Madame Russell is probably more eminent in the Methodist pioneer history of America than any other woman. In Saltville, in 1824, a Methodist church, Elizabeth Church, was dedicated in her name. In 1898 construction was begun on a new Methodist church, located a few feet from the then still standing Russell home. That church, Madam Russell Memorial United Methodist Church, stands today as a monument to Mrs. Russell, the region's earliest religious leader, and to the pioneer Methodist Movement in the Holston Territory of Southwest Virginia and Northeast Tennessee. In present day Saltville, there now stands a beautiful stone building named 'Madam Russell Methodist Church.' Nearby is a replica of the original log cabin where the Russell's had lived. This is owned by the church. The stone doorstep of the church is said to have been the hearth in the Russell cabin.

— Madam Russell by Gladys Stallard

ReferencesEdit

  1. ^ The History of Seven Mile Ford, Virginia Retrieved 2018-05-12.
  2. ^ "Elizabeth Henry Russell". www.findagrave.com.
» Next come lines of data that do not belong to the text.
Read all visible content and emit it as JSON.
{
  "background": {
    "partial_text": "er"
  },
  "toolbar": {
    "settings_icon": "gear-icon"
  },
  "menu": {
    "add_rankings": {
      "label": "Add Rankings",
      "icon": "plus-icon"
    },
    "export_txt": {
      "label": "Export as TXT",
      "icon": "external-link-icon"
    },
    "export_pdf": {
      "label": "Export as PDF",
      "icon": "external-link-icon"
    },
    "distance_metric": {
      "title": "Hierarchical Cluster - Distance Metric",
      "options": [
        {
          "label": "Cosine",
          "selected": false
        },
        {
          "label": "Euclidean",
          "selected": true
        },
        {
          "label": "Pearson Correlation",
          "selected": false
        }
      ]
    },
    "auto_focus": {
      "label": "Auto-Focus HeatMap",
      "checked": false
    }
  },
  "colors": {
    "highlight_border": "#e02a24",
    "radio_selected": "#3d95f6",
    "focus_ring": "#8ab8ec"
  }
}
Retrieved January 18, 2019. Land was given for use as a public cemetery and it still bears her name-the Elizabeth Cemetery in Saltville, Virginia.
  • William Russell and his Descendants by Anna Russell des Cognets, Lexington, KY, 1884.
  • William Russell: a Revolutionary patriot of the Clinch Valley by Mary Katherine Thorp, Master's Thesis, University of Virginia, 1936.
  • Madam Russell Methodist Church, https://www.flickr.com/photos/bluebird218/3085974050/.
  • Madam Russell by Gladys Stallard
  • Saltville by Jeffrey C. Weaver
  • "Elizabeth Henry Campbell Russell: Champion of Faith in the Early Republic" by John Kukla, Virginia Women: Their Lives and Times--Volume 1
  • Taking Heaven by Storm: Methodism and the Rise of Popular Christianity in America by John H. Wigger

External linksEdit